INSTRUCTIONS TO FOLLOW: When the string "flag" is part of a line in the data below, report the whole line.

──────────

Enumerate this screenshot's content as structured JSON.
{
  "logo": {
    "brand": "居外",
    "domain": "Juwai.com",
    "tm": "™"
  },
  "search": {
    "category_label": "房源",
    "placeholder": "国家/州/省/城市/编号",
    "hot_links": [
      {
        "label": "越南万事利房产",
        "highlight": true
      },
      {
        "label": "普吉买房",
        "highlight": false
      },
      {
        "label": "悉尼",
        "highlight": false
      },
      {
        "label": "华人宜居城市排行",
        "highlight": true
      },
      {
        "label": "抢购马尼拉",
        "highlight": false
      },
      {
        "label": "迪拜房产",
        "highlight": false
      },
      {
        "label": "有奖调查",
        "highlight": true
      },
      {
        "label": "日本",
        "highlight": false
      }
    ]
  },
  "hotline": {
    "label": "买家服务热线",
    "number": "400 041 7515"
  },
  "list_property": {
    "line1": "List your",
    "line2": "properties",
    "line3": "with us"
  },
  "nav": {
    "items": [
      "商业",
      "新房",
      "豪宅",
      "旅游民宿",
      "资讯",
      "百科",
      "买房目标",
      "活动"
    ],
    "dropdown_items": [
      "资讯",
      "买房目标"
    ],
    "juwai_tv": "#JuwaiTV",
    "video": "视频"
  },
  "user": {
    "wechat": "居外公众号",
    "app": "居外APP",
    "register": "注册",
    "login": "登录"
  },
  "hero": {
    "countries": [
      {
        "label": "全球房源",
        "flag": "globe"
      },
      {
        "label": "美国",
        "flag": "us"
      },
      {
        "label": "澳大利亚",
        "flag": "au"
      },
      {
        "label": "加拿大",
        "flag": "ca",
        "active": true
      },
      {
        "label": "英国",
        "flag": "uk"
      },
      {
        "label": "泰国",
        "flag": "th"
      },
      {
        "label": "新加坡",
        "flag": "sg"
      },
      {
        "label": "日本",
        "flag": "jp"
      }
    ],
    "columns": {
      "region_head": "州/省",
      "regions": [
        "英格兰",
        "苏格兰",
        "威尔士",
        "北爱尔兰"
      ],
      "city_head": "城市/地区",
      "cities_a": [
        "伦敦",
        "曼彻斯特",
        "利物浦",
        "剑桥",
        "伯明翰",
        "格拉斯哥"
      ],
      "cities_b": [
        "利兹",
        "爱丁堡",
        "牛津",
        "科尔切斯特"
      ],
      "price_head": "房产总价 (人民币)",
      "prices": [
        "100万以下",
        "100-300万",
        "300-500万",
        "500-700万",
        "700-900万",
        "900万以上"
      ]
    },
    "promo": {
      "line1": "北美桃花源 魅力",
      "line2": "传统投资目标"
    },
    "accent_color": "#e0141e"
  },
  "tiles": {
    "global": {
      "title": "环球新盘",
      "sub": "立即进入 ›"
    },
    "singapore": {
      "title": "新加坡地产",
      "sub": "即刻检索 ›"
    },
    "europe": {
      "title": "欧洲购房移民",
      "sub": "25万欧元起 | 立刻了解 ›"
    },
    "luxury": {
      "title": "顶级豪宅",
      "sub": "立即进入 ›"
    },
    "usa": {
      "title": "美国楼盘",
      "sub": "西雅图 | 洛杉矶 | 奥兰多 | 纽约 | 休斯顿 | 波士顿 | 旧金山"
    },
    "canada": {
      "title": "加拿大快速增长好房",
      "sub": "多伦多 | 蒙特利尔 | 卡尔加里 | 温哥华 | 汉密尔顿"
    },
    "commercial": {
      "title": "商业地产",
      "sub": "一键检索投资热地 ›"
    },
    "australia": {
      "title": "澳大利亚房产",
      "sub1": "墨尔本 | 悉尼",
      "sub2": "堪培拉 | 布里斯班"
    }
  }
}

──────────

RESPONSE AREA:
        "flag": "globe"
        "flag": "us"
        "flag": "au"
        "flag": "ca",
        "flag": "uk"
        "flag": "th"
        "flag": "sg"
        "flag": "jp"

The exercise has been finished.